He was the son of geographer and clergyman Jedidiah Morse. He graduated from Yale in 1811, studied theology at Andover Seminary, and law at the Litchfield, Connecticut, school. Meanwhile he became a contributor to the Columbian Centinel of Boston, writing a series of articles that illustrated the danger to the American Union from an undue multiplication of new states in the south, and showing that it would give to a sectional minority the control of the government. These led to his being invited by Jeremiah Evarts and others to found a weekly religious newspaper, to which he gave the name Boston Recorder. He continued as sole editor and proprietor of this journal for more than a year, and in this time raised its circulation until it was exceeded by that of only two Boston papers. Morse was then associated with his elder brother, Samuel F. B. Morse, in patenting the flexible piston pump and extending its sale.
In 1823 he moved to New York, and with his brother, Richard Cary Morse, founded the New York Observer, which eventually became the oldest weekly in New York City, and the oldest religious newspaper in the state. He continued as senior editor and proprietor until 1858, when he retired to private life.
In 1839 was associated with Henry A. Munson in the development of cerography, a method of printing maps in color on the common printing press. He used this process to illustrate the geographical textbooks that he published, and in early life he assisted his father in the preparation of works of that character. The last years of his life were devoted to experimenting with an invention for the rapid exploration of the depths of the sea. This instrument, called a bathyometer, was exhibited at the World's fair in Paris in 1869, and during 1870 in New York City.

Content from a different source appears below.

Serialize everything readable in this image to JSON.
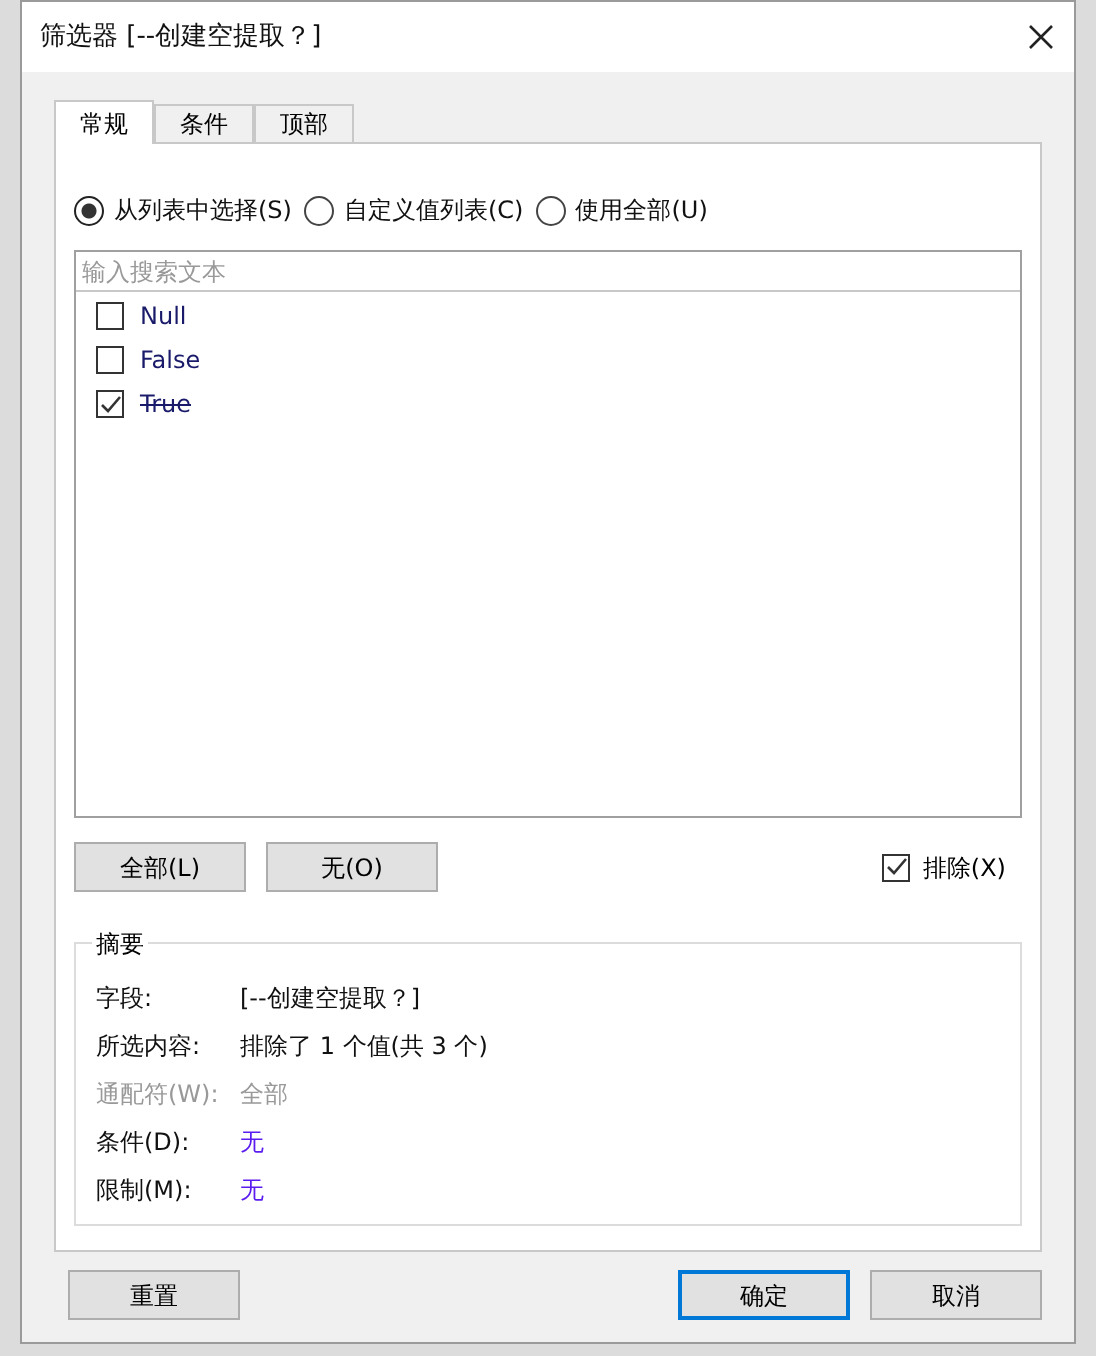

Note: Sidney Morse along with his brother Richard Morse were founders of the publication called the "New York Observer". They had another famous brother Samuel Morse, Artist, Inventor and Founder also.
Note: Religious editor and inventor of the cerographic process of printing maps.
The New Century Cyclopedia of Names, Appleton-Century-Crofts, Vol. 2, p. 2832
The New Cyclopedia of Names, Appleton-Century-Crofts, Vol. 2, p. 2832
NEHGS Nexus, VOL. XII, No.4, Aug-Sep 1995, p.118
"United States Census, 1850," database with images, FamilySearch (https://familysearch.org/ark:/61903/1:1:MCBN-WWH : 12 April 2016), Sydney E Morse, New York City, ward 18, New York, New York, United States; citing family 387, NARA microfilm publication M432 (Washington, D.C.: National Archives and Records Administration, n.d.).